The complete listing should be restated exactly.
::: DATA
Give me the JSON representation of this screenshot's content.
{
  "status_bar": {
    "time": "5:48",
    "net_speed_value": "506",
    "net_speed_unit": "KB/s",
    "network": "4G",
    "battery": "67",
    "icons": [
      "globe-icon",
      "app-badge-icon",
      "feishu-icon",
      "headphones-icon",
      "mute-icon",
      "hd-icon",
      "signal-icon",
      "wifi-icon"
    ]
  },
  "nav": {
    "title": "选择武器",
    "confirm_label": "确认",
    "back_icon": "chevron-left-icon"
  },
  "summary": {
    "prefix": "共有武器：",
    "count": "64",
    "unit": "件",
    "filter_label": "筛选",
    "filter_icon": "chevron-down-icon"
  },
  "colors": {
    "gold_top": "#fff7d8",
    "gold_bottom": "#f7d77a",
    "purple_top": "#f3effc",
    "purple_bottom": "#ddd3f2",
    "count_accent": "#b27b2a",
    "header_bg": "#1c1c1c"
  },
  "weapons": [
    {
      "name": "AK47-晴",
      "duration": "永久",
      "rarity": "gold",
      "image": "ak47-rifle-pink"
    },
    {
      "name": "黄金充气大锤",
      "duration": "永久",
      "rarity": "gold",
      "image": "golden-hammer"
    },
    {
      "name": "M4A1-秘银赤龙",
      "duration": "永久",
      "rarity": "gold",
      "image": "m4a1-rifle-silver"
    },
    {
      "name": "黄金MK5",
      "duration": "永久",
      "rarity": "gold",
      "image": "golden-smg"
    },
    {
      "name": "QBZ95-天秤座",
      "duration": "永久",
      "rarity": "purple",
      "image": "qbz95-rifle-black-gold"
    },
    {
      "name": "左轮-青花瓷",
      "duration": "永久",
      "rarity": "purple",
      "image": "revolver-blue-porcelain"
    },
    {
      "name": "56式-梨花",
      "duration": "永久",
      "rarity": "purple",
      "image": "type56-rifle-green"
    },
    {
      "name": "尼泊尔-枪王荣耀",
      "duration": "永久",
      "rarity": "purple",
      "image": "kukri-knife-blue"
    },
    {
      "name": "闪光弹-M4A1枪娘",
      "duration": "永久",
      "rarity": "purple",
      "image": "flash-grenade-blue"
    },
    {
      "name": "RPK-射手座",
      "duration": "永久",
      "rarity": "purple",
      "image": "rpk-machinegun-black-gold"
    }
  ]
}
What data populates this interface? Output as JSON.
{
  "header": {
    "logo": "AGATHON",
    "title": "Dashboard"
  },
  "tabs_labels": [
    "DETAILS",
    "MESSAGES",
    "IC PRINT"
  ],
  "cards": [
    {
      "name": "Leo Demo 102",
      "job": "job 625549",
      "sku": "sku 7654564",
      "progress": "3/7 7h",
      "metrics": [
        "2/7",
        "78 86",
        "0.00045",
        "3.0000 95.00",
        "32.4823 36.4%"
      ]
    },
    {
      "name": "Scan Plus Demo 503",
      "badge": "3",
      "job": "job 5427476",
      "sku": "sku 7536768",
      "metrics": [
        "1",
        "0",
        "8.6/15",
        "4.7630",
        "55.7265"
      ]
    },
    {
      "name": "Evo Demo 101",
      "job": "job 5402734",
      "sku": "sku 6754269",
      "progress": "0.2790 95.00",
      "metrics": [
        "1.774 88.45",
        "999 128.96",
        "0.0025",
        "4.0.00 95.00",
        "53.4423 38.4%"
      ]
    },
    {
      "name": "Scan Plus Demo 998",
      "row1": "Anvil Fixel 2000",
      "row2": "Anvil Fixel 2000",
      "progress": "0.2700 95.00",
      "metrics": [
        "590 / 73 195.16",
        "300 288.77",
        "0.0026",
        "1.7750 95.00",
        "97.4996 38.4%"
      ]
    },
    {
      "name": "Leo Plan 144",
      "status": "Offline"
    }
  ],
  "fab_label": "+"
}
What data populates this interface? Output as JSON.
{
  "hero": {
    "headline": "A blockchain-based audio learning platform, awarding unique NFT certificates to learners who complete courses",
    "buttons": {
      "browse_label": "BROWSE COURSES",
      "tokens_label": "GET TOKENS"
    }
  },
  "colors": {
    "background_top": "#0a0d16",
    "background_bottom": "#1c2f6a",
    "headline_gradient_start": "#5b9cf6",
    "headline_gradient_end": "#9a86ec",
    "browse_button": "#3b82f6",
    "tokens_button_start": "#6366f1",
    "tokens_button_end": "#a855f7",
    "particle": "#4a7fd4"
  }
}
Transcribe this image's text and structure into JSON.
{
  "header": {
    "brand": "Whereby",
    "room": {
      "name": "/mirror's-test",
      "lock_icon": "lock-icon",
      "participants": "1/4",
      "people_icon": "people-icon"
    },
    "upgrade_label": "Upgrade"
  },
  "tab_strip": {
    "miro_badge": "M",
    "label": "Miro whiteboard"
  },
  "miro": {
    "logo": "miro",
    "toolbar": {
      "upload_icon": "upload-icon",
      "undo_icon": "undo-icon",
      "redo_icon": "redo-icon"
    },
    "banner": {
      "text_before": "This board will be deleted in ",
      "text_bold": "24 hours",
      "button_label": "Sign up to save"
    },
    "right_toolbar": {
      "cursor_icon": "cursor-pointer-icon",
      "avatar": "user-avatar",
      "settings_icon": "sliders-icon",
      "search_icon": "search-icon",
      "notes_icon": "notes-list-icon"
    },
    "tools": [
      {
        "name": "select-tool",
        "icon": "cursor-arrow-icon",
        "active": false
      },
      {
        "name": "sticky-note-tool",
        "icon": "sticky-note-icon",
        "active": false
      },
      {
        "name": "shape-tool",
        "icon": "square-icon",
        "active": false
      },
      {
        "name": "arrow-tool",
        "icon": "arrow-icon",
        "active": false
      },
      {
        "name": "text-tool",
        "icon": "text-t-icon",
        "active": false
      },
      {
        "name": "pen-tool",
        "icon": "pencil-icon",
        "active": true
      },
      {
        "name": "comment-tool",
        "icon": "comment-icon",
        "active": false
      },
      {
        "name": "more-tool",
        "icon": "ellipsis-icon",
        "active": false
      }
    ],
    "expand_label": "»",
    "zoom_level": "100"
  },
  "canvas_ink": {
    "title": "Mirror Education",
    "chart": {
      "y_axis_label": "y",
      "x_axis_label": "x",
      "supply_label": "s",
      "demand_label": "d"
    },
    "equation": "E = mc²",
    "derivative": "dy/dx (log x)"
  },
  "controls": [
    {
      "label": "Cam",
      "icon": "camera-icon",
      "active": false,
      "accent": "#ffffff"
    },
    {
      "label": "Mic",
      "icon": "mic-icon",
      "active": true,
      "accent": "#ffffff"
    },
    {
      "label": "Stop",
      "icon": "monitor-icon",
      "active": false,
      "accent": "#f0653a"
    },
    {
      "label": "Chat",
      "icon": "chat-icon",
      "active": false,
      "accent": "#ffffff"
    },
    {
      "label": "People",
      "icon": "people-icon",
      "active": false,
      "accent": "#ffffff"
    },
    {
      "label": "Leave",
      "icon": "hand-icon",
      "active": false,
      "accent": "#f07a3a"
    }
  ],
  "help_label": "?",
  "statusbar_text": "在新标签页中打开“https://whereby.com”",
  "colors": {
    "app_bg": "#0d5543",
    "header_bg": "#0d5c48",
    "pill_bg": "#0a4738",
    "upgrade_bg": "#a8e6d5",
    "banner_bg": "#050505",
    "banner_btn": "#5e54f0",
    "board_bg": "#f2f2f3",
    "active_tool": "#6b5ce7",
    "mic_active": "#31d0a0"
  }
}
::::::
§ **EXERCISE OUTPUT**:
Give me the JSON representation of this screenshot's content.
{
  "status_bar": {
    "time": "5:48",
    "net_speed_value": "506",
    "net_speed_unit": "KB/s",
    "network": "4G",
    "battery": "67",
    "icons": [
      "globe-icon",
      "app-badge-icon",
      "feishu-icon",
      "headphones-icon",
      "mute-icon",
      "hd-icon",
      "signal-icon",
      "wifi-icon"
    ]
  },
  "nav": {
    "title": "选择武器",
    "confirm_label": "确认",
    "back_icon": "chevron-left-icon"
  },
  "summary": {
    "prefix": "共有武器：",
    "count": "64",
    "unit": "件",
    "filter_label": "筛选",
    "filter_icon": "chevron-down-icon"
  },
  "colors": {
    "gold_top": "#fff7d8",
    "gold_bottom": "#f7d77a",
    "purple_top": "#f3effc",
    "purple_bottom": "#ddd3f2",
    "count_accent": "#b27b2a",
    "header_bg": "#1c1c1c"
  },
  "weapons": [
    {
      "name": "AK47-晴",
      "duration": "永久",
      "rarity": "gold",
      "image": "ak47-rifle-pink"
    },
    {
      "name": "黄金充气大锤",
      "duration": "永久",
      "rarity": "gold",
      "image": "golden-hammer"
    },
    {
      "name": "M4A1-秘银赤龙",
      "duration": "永久",
      "rarity": "gold",
      "image": "m4a1-rifle-silver"
    },
    {
      "name": "黄金MK5",
      "duration": "永久",
      "rarity": "gold",
      "image": "golden-smg"
    },
    {
      "name": "QBZ95-天秤座",
      "duration": "永久",
      "rarity": "purple",
      "image": "qbz95-rifle-black-gold"
    },
    {
      "name": "左轮-青花瓷",
      "duration": "永久",
      "rarity": "purple",
      "image": "revolver-blue-porcelain"
    },
    {
      "name": "56式-梨花",
      "duration": "永久",
      "rarity": "purple",
      "image": "type56-rifle-green"
    },
    {
      "name": "尼泊尔-枪王荣耀",
      "duration": "永久",
      "rarity": "purple",
      "image": "kukri-knife-blue"
    },
    {
      "name": "闪光弹-M4A1枪娘",
      "duration": "永久",
      "rarity": "purple",
      "image": "flash-grenade-blue"
    },
    {
      "name": "RPK-射手座",
      "duration": "永久",
      "rarity": "purple",
      "image": "rpk-machinegun-black-gold"
    }
  ]
}
What data populates this interface? Output as JSON.
{
  "header": {
    "logo": "AGATHON",
    "title": "Dashboard"
  },
  "tabs_labels": [
    "DETAILS",
    "MESSAGES",
    "IC PRINT"
  ],
  "cards": [
    {
      "name": "Leo Demo 102",
      "job": "job 625549",
      "sku": "sku 7654564",
      "progress": "3/7 7h",
      "metrics": [
        "2/7",
        "78 86",
        "0.00045",
        "3.0000 95.00",
        "32.4823 36.4%"
      ]
    },
    {
      "name": "Scan Plus Demo 503",
      "badge": "3",
      "job": "job 5427476",
      "sku": "sku 7536768",
      "metrics": [
        "1",
        "0",
        "8.6/15",
        "4.7630",
        "55.7265"
      ]
    },
    {
      "name": "Evo Demo 101",
      "job": "job 5402734",
      "sku": "sku 6754269",
      "progress": "0.2790 95.00",
      "metrics": [
        "1.774 88.45",
        "999 128.96",
        "0.0025",
        "4.0.00 95.00",
        "53.4423 38.4%"
      ]
    },
    {
      "name": "Scan Plus Demo 998",
      "row1": "Anvil Fixel 2000",
      "row2": "Anvil Fixel 2000",
      "progress": "0.2700 95.00",
      "metrics": [
        "590 / 73 195.16",
        "300 288.77",
        "0.0026",
        "1.7750 95.00",
        "97.4996 38.4%"
      ]
    },
    {
      "name": "Leo Plan 144",
      "status": "Offline"
    }
  ],
  "fab_label": "+"
}
What data populates this interface? Output as JSON.
{
  "hero": {
    "headline": "A blockchain-based audio learning platform, awarding unique NFT certificates to learners who complete courses",
    "buttons": {
      "browse_label": "BROWSE COURSES",
      "tokens_label": "GET TOKENS"
    }
  },
  "colors": {
    "background_top": "#0a0d16",
    "background_bottom": "#1c2f6a",
    "headline_gradient_start": "#5b9cf6",
    "headline_gradient_end": "#9a86ec",
    "browse_button": "#3b82f6",
    "tokens_button_start": "#6366f1",
    "tokens_button_end": "#a855f7",
    "particle": "#4a7fd4"
  }
}
Transcribe this image's text and structure into JSON.
{
  "header": {
    "brand": "Whereby",
    "room": {
      "name": "/mirror's-test",
      "lock_icon": "lock-icon",
      "participants": "1/4",
      "people_icon": "people-icon"
    },
    "upgrade_label": "Upgrade"
  },
  "tab_strip": {
    "miro_badge": "M",
    "label": "Miro whiteboard"
  },
  "miro": {
    "logo": "miro",
    "toolbar": {
      "upload_icon": "upload-icon",
      "undo_icon": "undo-icon",
      "redo_icon": "redo-icon"
    },
    "banner": {
      "text_before": "This board will be deleted in ",
      "text_bold": "24 hours",
      "button_label": "Sign up to save"
    },
    "right_toolbar": {
      "cursor_icon": "cursor-pointer-icon",
      "avatar": "user-avatar",
      "settings_icon": "sliders-icon",
      "search_icon": "search-icon",
      "notes_icon": "notes-list-icon"
    },
    "tools": [
      {
        "name": "select-tool",
        "icon": "cursor-arrow-icon",
        "active": false
      },
      {
        "name": "sticky-note-tool",
        "icon": "sticky-note-icon",
        "active": false
      },
      {
        "name": "shape-tool",
        "icon": "square-icon",
        "active": false
      },
      {
        "name": "arrow-tool",
        "icon": "arrow-icon",
        "active": false
      },
      {
        "name": "text-tool",
        "icon": "text-t-icon",
        "active": false
      },
      {
        "name": "pen-tool",
        "icon": "pencil-icon",
        "active": true
      },
      {
        "name": "comment-tool",
        "icon": "comment-icon",
        "active": false
      },
      {
        "name": "more-tool",
        "icon": "ellipsis-icon",
        "active": false
      }
    ],
    "expand_label": "»",
    "zoom_level": "100"
  },
  "canvas_ink": {
    "title": "Mirror Education",
    "chart": {
      "y_axis_label": "y",
      "x_axis_label": "x",
      "supply_label": "s",
      "demand_label": "d"
    },
    "equation": "E = mc²",
    "derivative": "dy/dx (log x)"
  },
  "controls": [
    {
      "label": "Cam",
      "icon": "camera-icon",
      "active": false,
      "accent": "#ffffff"
    },
    {
      "label": "Mic",
      "icon": "mic-icon",
      "active": true,
      "accent": "#ffffff"
    },
    {
      "label": "Stop",
      "icon": "monitor-icon",
      "active": false,
      "accent": "#f0653a"
    },
    {
      "label": "Chat",
      "icon": "chat-icon",
      "active": false,
      "accent": "#ffffff"
    },
    {
      "label": "People",
      "icon": "people-icon",
      "active": false,
      "accent": "#ffffff"
    },
    {
      "label": "Leave",
      "icon": "hand-icon",
      "active": false,
      "accent": "#f07a3a"
    }
  ],
  "help_label": "?",
  "statusbar_text": "在新标签页中打开“https://whereby.com”",
  "colors": {
    "app_bg": "#0d5543",
    "header_bg": "#0d5c48",
    "pill_bg": "#0a4738",
    "upgrade_bg": "#a8e6d5",
    "banner_bg": "#050505",
    "banner_btn": "#5e54f0",
    "board_bg": "#f2f2f3",
    "active_tool": "#6b5ce7",
    "mic_active": "#31d0a0"
  }
}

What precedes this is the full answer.